The Jackson School's Ph.D. program combines four innovative foundational fields — (1) Religions, Cultures, and Civilizations, (2) States, Markets, and Societies, (3) Peace, Violence, and Security, (4) Law, Rights, and Governance — that build on its renowned faculty's expertise in area studies. Students complete the program in 3-4 years.
Please note: The 10-month Applied International Studies program (MAAIS) has separate application procedures. Visit the MAAIS website for more details.
JSIS master's programs are structured to be completed in two years (except the MAAIS program, which is a 10-month program). Concurrent degree students usually need one year beyond the time normally required for the professional program. (For example, the MBA/MAIS-Japan Studies program or the MPA/MAIS-General program normally would be completed in three years.) The Ph.D. program assumes three to four years of study. While it may not be necessary to attend full-time in all quarters, students should not enroll with the intention of being part-time students.
JSIS master's programs do not necessarily lead into the Ph.D. program, although they provide appropriate preparation for doctoral study (as do many other master's programs). Many MAIS graduates pursue a Ph.D. with a regional focus through discipline departments such as History, Political Science, Anthropology, Economics, Ethnomusicology, or a language/literature department. The Near and Middle Eastern Studies Interdisciplinary Ph.D. program is administered through the Graduate School.
Those interested in this region at master's level must choose from among the China, Japan, or Korea Studies programs.
JSIS does not have independent graduate programs for these regions. Through the MAIS general International Studies program you may complete a minor focus on one of these areas. To be accepted by the general program, however, you must meet the special admission criteria discussed above.
Students admitted to the Jackson School must be able to attend day classes for all JSIS programs. A student admitted concurrently to the Jackson School and to the UW's Evening MBA program must be prepared to complete the JSIS portion of his or her studies during the day.
The Ph.D. Program integrates the renowned area-based capabilities of the Jackson School with leading-edge scholarship and practice in the field of international studies. This innovative program is aimed at scholars and practitioners who want to develop deep knowledge of areas in the context of specific contemporary global themes, policy challenges, and real-world problems. It combines an intensive research tutorial system with specific coursework to allow doctoral candidates to finish in 3-4 years.

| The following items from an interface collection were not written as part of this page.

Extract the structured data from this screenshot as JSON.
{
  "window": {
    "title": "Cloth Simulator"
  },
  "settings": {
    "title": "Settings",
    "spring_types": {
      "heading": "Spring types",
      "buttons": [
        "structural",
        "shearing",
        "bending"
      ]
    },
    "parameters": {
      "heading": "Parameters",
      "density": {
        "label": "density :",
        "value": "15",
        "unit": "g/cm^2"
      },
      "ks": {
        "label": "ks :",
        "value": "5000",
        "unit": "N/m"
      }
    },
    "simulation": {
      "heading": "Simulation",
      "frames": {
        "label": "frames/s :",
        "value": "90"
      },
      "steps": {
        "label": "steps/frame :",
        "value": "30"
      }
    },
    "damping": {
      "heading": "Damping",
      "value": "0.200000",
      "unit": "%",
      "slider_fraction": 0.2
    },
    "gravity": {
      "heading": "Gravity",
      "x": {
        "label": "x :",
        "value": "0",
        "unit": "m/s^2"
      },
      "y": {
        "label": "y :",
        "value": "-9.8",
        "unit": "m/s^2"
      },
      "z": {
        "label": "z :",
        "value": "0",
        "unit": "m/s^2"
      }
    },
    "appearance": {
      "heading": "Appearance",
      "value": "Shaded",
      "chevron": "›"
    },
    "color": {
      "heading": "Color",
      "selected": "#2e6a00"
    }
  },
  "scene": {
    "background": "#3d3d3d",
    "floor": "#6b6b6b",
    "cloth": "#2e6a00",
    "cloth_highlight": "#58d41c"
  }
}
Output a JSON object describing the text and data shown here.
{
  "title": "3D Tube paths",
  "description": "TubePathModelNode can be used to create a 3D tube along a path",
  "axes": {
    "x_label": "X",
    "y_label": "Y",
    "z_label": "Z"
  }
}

The Jackson School offers nine programs that lead to an M.A.I.S. degree: seven world area-studies programs, a comparative religion program, and a comparative and thematic program in international studies that concentrates on the interaction of international, economic, political, and cultural processes with states and societies around the world.
All programs require study or competency in a foreign language; the focus of other course work is primarily in the social sciences and history. If you are interested chiefly in studying language or literature, your interests might be better served through one of the University's many language departments (Asian Languages and Literature, French and Italian Studies, Spanish and Portuguese Studies, Scandinavian Studies, Slavic Languages and Literature, Classics, Germanics, and Near Eastern Languages and Civilization).
|African Studies Program|
|University of Washington|
|326 Thomson Hall|
|Seattle, WA 98195|
|Joel Ngugi / Chair|
|Associate Professor, School of Law|
|Mary Kay Gugerty/Adjunct Director|
|Associate Professor, Evans School of Public Affairs|
|Erin Murphy/Program Assistant|
|Autumn Quarter Office Hours: Tues/Thurs 9-12, or by appt.|